The to-ing and fro-ing between Britain and Spain over who has the right to govern this tiny area at the very southern edge of the Iberian Peninsula has recently caught the public’s attention once again. The debate over Gibraltar, which has been under British rule since the early 1700s, is seemingly endless. However with that, quite naturally, comes a strong footballing tradition.
It was the British Armed Forces that brought the beautiful game to the country’s latest overseas conquest in the 19th century. Football in Gibraltar has a very British feel about it, the first recorded team on The Rock was reportedly named Prince of Wales FC.
Believe it or not, Gibraltar has its own, albeit not FIFA-affiliated, Football Association which was founded in 1895 after a number of new teams emerged on the island which needed organisation.
The Gibraltar national football team’s history can be traced all the way back to April 1923, when they travelled to the Spanish mainland to take on Sevilla over two matches, which they both lost. Astonishingly, Gibraltar managed a draw with the great Real Madrid in 1949.
After many years of competing in tournaments such as the Island Games and the ‘FIFI Wild Cup’ which is an alternative World Cup for non-FIFA recognised national teams, the Gibraltar team made history when they were accepted as a full UEFA member after a vote which took place in London in May this year. This meant Gibraltar became the smallest UEFA member by population, behind minnows such as San Marino, the Faroe Islands and Liechtenstein.
So what does the future hold for Europe’s smallest recognised national team? While they will almost certainly not qualify, Gibraltar can now enter qualification for the 2016 European Championships, which runs from September next year to November 2015. Interestingly, it was confirmed that Gibraltar would be kept apart from the Spanish national team in the qualifying groups.
Gibraltar are definitely a team to keep an eye out for, especially when the England team aren’t exactly setting the pulses racing.
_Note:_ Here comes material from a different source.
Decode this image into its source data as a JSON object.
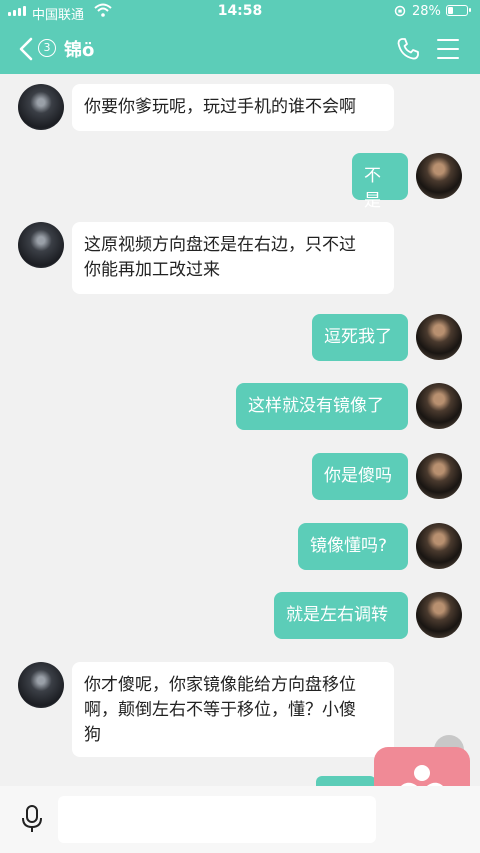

Managed by native Allen Bula, The Rock’s football heritage blows countless stronger national teams out of the water.
Maybe one day in the not too distant future, the territory with a population of under 30,000 might be watching their national side take on one of Europe’s major footballing nations, and it all began back in the 19th century, when British military personnel brought their homeland’s greatest passion to The Rock.